Somehow A Charlie Brown Christmas still hits home. After watching it for the 5 millionth time I realized I was Charlie Brown! I used to enjoy the popular Christmas special’s take on the commercialization of Christmas. Amazingly, the same complaints of Charlie Brown’s gang ring true today. “It’s too commercial,” we still cry. In fact, this was one of the complaints of the puritans in the 17th century causing them to ban Christmas celebrations in favor of working on the holiday.
How ironic that Christians and non-religious holiday celebrants sound like Puritans. But instead of encouraging people to keep working at their jobs, they both encourage people to work at being good and generous. What happened to Jesus’ invitation? Come all you who labor and are wearied, and I will give you rest?
But a couple of days ago I heard Charlie Brown voice deeper misgivings about the Christmas season: “I think there must be something wrong with me, Linus. Christmas is coming, but I’m not happy. I don’t feel the way I’m supposed to feel.”
The problem was not commercialization, though it exacerbates the blockhead’s condition. His depression lies in the impossible task of matching his emotions to the outward cheer and merriment he witnesses. Sound familiar? I would bet some of you know exactly what he feels like. I certainly do.
Many Christians have this same problem. Churches can make Christmas and Christianity sound like utopias of joy and happiness. Some church bodies outright proclaim this, others imply it and leave no space for a world full of suffering and seriousness. I know plenty of fellow believers who struggle with their faith because they do not feel like believing children of God.

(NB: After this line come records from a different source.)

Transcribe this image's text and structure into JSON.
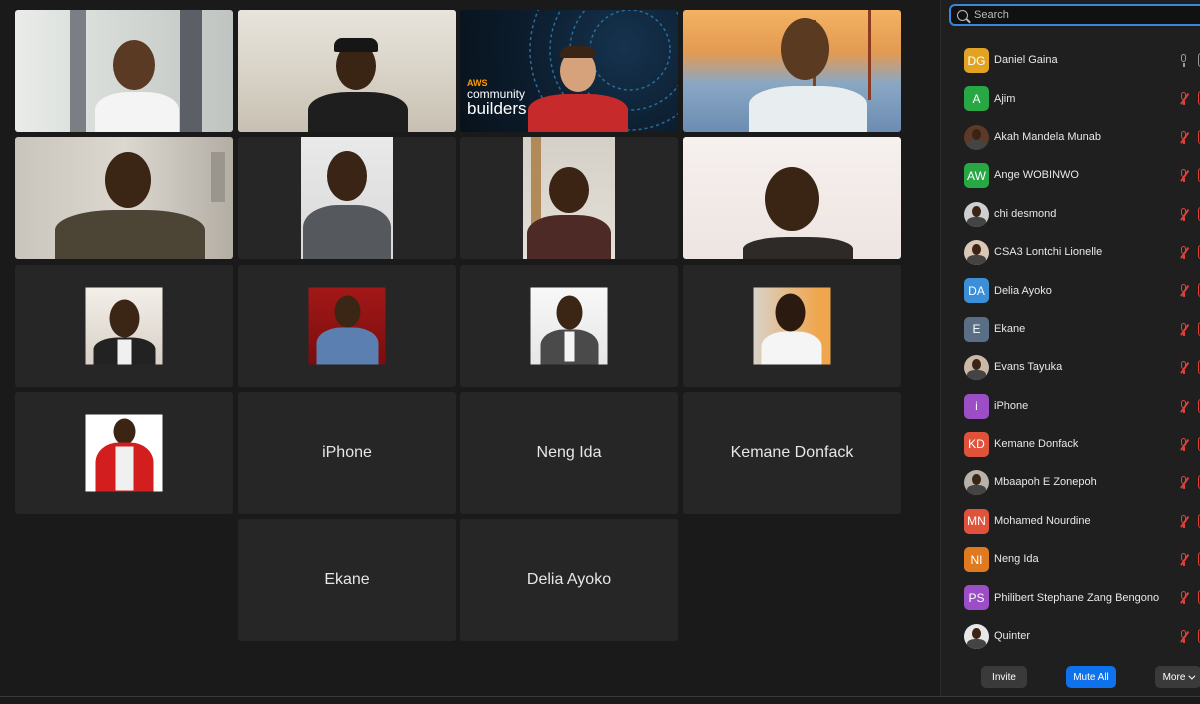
{
  "gallery": {
    "name_tiles": {
      "iphone": "iPhone",
      "neng": "Neng Ida",
      "kemane": "Kemane Donfack",
      "ekane": "Ekane",
      "delia": "Delia Ayoko"
    },
    "aws_logo": {
      "small": "AWS",
      "line1": "community",
      "line2": "builders"
    }
  },
  "panel": {
    "search_placeholder": "Search",
    "participants": [
      {
        "name": "Daniel Gaina",
        "initials": "DG",
        "color": "#e2a323",
        "mic": "on",
        "video": "on"
      },
      {
        "name": "Ajim",
        "initials": "A",
        "color": "#28a745",
        "mic": "muted",
        "video": "off"
      },
      {
        "name": "Akah Mandela Munab",
        "initials": "",
        "color": "#5b3a2a",
        "mic": "muted",
        "video": "off"
      },
      {
        "name": "Ange WOBINWO",
        "initials": "AW",
        "color": "#28a745",
        "mic": "muted",
        "video": "off"
      },
      {
        "name": "chi desmond",
        "initials": "",
        "color": "#cfcfcf",
        "mic": "muted",
        "video": "off"
      },
      {
        "name": "CSA3 Lontchi Lionelle",
        "initials": "",
        "color": "#d9c7b8",
        "mic": "muted",
        "video": "off"
      },
      {
        "name": "Delia Ayoko",
        "initials": "DA",
        "color": "#3a8fd8",
        "mic": "muted",
        "video": "off"
      },
      {
        "name": "Ekane",
        "initials": "E",
        "color": "#5a6f86",
        "mic": "muted",
        "video": "off"
      },
      {
        "name": "Evans Tayuka",
        "initials": "",
        "color": "#c9b9a6",
        "mic": "muted",
        "video": "off"
      },
      {
        "name": "iPhone",
        "initials": "i",
        "color": "#9b4ec6",
        "mic": "muted",
        "video": "off"
      },
      {
        "name": "Kemane Donfack",
        "initials": "KD",
        "color": "#e0523a",
        "mic": "muted",
        "video": "off"
      },
      {
        "name": "Mbaapoh E Zonepoh",
        "initials": "",
        "color": "#b7b2aa",
        "mic": "muted",
        "video": "off"
      },
      {
        "name": "Mohamed Nourdine",
        "initials": "MN",
        "color": "#e0523a",
        "mic": "muted",
        "video": "off"
      },
      {
        "name": "Neng Ida",
        "initials": "NI",
        "color": "#e07a20",
        "mic": "muted",
        "video": "off"
      },
      {
        "name": "Philibert Stephane Zang Bengono",
        "initials": "PS",
        "color": "#9b4ec6",
        "mic": "muted",
        "video": "off"
      },
      {
        "name": "Quinter",
        "initials": "",
        "color": "#e8e8e8",
        "mic": "muted",
        "video": "off"
      }
    ],
    "buttons": {
      "invite": "Invite",
      "mute_all": "Mute All",
      "more": "More"
    }
  }
}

Linus provides the antidote to over meditating on our flailing feelings. He points his friends focus away from themselves, their feelings and even faith, and upon Jesus. He retells the story of Jesus’ birth and, most importantly, the announcement of the angels to the shepherds. “Unto YOU is born this day in the city of David a Savior…”
Whether you feel like it or not, God has done something. Whether you believe it or not, God has given all humanity a savior: Jesus. It does not depend on your feelings. It happened. Christ was born. Christ died for YOU. Christ rose again. We can go further and point to other external acts of God in our lives such as God’s servant saying, “I baptize you in the name of the Father, Son, and Holy Spirit,” or, “Take and eat, take and drink this is the cup of the new Covenant in My blood given and shed for YOU.”

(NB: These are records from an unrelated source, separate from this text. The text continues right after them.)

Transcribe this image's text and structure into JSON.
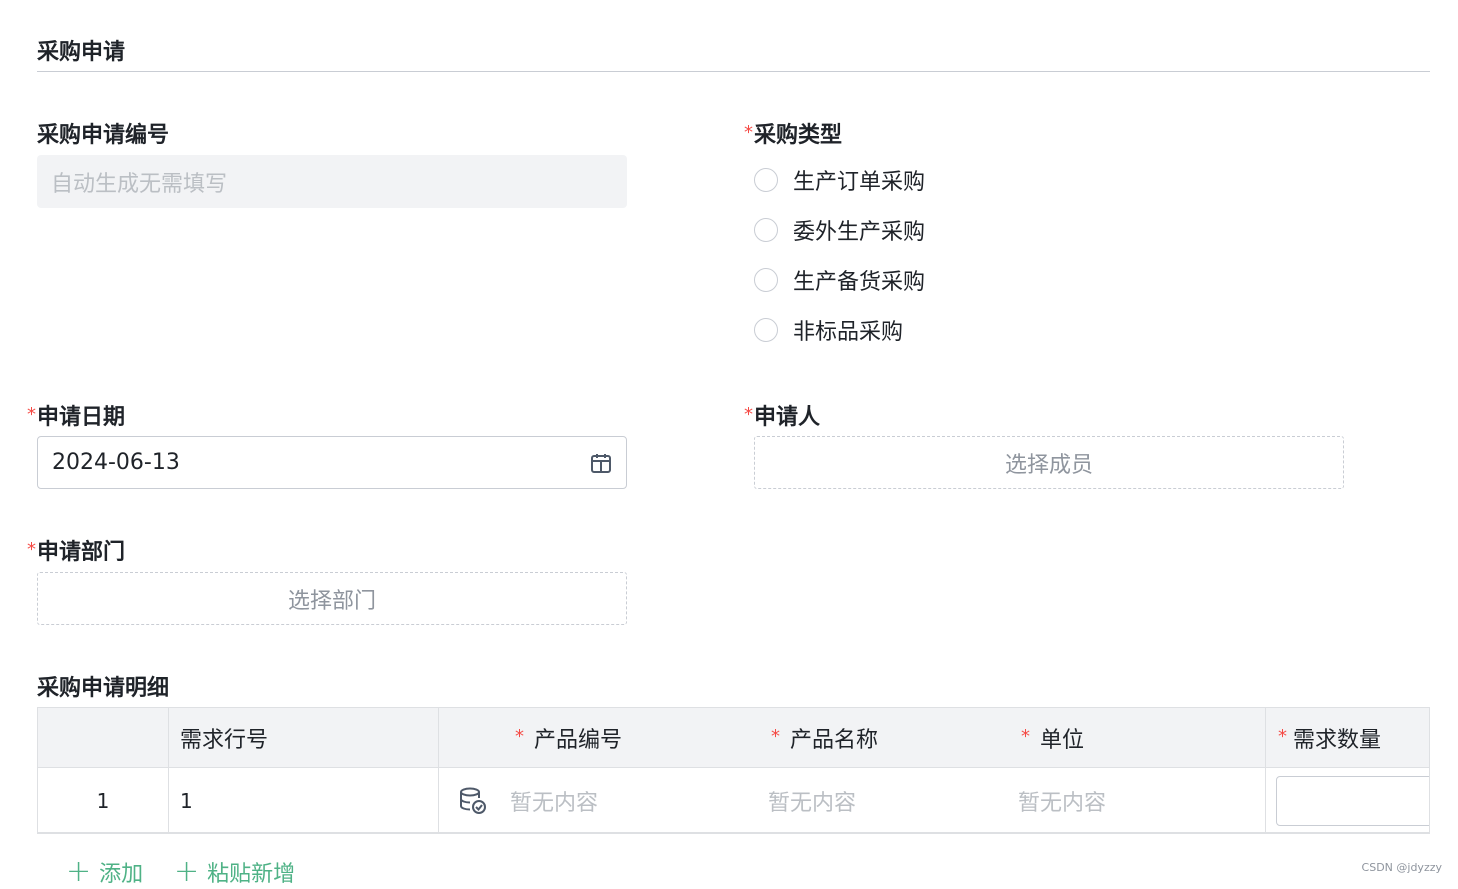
{
  "section_title": "采购申请",
  "fields": {
    "request_no": {
      "label": "采购申请编号",
      "placeholder": "自动生成无需填写"
    },
    "purchase_type": {
      "label": "采购类型",
      "required_mark": "*",
      "options": [
        "生产订单采购",
        "委外生产采购",
        "生产备货采购",
        "非标品采购"
      ]
    },
    "apply_date": {
      "label": "申请日期",
      "required_mark": "*",
      "value": "2024-06-13",
      "icon": "calendar-icon"
    },
    "applicant": {
      "label": "申请人",
      "required_mark": "*",
      "button": "选择成员"
    },
    "department": {
      "label": "申请部门",
      "required_mark": "*",
      "button": "选择部门"
    }
  },
  "detail": {
    "title": "采购申请明细",
    "columns": [
      {
        "label": "",
        "required": false
      },
      {
        "label": "需求行号",
        "required": false
      },
      {
        "label": "产品编号",
        "required": true
      },
      {
        "label": "产品名称",
        "required": true
      },
      {
        "label": "单位",
        "required": true
      },
      {
        "label": "需求数量",
        "required": true
      }
    ],
    "required_mark": "*",
    "rows": [
      {
        "index": "1",
        "line_no": "1",
        "product_code": "暂无内容",
        "product_name": "暂无内容",
        "unit": "暂无内容",
        "qty": ""
      }
    ],
    "actions": {
      "add": "添加",
      "paste_add": "粘贴新增"
    },
    "plus_symbol": "+",
    "icon": "database-check-icon"
  },
  "watermark": "CSDN @jdyzzy",
  "colors": {
    "required": "#f54a45",
    "accent": "#4fb286",
    "placeholder": "#bbbfc4",
    "border": "#c9cdd4"
  }
}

God knows we struggle with feelings and faith until our bodies are buried. Therefore, He sends us Linus’s to remind us time and again of what God has done. It is a merry Christmas whether you feel it or not. You are saved whether you feel like it or not.
Merry Christmas Charlie Brown!